_The task:_ Locate every line in the records below that holds the word "name" and return each one.
── Provided entries ──
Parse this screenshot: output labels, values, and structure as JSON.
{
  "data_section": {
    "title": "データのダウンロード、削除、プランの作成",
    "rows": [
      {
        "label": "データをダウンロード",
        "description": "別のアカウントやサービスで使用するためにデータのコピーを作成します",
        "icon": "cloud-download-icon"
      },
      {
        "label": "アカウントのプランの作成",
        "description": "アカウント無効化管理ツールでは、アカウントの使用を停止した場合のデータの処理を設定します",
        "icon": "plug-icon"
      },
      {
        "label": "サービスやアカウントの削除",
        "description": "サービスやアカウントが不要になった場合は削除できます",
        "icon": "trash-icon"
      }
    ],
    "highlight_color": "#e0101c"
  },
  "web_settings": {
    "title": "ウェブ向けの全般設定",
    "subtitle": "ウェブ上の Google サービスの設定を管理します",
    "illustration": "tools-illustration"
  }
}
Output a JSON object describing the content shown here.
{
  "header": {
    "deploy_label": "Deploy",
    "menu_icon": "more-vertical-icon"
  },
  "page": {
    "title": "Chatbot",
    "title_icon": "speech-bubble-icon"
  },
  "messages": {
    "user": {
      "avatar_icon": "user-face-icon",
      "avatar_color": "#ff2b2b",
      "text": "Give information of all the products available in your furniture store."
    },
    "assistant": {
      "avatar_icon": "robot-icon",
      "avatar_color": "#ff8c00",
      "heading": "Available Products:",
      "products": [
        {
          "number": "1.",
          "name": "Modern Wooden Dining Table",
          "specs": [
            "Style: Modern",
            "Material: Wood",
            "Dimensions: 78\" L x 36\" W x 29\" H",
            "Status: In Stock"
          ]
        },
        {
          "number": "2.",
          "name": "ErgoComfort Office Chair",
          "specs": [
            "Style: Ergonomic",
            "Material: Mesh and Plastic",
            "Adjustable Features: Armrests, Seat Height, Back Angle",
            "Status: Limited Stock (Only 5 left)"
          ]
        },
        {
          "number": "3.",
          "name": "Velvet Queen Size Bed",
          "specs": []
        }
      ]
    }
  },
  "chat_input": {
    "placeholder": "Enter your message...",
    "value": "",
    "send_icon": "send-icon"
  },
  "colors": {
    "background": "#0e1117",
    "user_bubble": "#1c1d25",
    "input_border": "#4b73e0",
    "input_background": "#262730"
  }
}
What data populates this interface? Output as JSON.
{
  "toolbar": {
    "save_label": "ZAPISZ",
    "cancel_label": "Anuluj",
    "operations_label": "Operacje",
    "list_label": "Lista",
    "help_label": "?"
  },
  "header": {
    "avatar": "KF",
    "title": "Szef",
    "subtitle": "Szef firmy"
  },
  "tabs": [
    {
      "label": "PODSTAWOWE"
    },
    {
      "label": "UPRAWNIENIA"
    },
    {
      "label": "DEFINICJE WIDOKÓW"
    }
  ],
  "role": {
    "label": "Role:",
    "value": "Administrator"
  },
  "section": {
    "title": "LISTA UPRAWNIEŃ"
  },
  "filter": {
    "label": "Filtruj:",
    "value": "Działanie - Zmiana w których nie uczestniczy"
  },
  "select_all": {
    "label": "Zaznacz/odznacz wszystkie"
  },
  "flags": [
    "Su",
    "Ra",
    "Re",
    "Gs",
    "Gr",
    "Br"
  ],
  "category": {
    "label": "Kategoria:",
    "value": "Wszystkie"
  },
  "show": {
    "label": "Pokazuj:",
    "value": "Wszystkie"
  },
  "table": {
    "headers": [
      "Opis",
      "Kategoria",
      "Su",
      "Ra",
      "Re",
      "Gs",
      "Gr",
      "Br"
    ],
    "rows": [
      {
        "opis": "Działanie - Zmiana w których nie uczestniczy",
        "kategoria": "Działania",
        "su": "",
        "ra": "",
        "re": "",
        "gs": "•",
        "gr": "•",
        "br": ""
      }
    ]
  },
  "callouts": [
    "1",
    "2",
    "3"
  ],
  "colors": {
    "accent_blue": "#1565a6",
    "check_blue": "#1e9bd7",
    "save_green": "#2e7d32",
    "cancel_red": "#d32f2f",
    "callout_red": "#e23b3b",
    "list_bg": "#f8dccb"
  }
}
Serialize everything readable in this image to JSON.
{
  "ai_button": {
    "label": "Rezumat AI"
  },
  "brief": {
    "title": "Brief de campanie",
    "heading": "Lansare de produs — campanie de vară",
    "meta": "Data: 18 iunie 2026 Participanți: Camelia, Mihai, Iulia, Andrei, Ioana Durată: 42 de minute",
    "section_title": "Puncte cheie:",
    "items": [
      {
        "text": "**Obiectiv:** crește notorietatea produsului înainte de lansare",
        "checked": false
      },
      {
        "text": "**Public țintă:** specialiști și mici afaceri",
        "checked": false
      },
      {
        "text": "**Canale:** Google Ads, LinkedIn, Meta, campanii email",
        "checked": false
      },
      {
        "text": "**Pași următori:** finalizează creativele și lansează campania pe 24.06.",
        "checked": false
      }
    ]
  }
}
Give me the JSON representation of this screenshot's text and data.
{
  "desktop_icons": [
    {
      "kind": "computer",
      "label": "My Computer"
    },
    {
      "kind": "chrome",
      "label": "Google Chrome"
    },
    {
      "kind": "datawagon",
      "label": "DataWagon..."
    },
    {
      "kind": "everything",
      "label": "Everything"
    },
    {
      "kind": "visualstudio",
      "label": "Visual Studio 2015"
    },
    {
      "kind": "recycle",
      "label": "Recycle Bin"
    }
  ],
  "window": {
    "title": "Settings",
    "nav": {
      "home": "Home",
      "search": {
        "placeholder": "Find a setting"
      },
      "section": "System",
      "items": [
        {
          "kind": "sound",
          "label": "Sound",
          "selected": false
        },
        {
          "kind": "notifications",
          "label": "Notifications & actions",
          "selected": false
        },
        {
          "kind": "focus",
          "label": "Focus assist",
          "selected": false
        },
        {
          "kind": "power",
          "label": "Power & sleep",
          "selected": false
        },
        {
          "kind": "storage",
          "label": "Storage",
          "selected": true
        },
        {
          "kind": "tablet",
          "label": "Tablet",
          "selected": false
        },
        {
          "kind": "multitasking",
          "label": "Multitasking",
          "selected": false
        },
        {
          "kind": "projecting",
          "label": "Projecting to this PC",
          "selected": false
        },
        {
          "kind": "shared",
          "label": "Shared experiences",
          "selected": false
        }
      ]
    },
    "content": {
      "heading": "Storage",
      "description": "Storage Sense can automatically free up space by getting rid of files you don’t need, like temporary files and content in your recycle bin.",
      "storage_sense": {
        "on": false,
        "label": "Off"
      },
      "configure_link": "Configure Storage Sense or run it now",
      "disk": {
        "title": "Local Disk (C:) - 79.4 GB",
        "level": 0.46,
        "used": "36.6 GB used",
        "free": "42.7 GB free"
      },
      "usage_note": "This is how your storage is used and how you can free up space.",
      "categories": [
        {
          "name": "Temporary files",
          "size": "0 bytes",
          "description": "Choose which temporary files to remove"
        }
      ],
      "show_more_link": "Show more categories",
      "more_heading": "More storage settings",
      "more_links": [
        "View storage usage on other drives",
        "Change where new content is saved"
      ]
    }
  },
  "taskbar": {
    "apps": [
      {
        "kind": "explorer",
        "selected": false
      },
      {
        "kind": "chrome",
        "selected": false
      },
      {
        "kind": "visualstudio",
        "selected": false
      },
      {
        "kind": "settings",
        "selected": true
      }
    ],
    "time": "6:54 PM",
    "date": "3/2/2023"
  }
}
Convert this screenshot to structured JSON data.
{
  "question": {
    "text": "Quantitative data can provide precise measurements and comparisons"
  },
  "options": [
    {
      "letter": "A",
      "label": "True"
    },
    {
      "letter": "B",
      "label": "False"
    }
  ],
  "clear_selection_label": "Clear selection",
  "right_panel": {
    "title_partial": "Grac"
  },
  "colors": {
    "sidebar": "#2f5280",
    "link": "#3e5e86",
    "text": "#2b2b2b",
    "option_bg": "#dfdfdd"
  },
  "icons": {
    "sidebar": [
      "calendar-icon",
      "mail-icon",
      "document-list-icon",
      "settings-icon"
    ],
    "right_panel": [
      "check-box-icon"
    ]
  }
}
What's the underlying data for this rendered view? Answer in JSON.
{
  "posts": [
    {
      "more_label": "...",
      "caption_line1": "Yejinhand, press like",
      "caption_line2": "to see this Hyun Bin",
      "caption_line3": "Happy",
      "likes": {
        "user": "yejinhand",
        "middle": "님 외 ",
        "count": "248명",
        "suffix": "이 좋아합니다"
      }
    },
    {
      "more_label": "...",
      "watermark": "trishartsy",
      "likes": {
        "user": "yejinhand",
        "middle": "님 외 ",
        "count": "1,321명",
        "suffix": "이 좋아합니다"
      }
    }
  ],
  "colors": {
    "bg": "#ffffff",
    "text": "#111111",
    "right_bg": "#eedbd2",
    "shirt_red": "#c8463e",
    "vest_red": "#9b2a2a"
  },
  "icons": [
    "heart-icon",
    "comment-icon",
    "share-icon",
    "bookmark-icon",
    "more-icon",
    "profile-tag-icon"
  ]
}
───
_Result below:_
          "name": "Modern Wooden Dining Table",
          "name": "ErgoComfort Office Chair",
          "name": "Velvet Queen Size Bed",
          "name": "Temporary files",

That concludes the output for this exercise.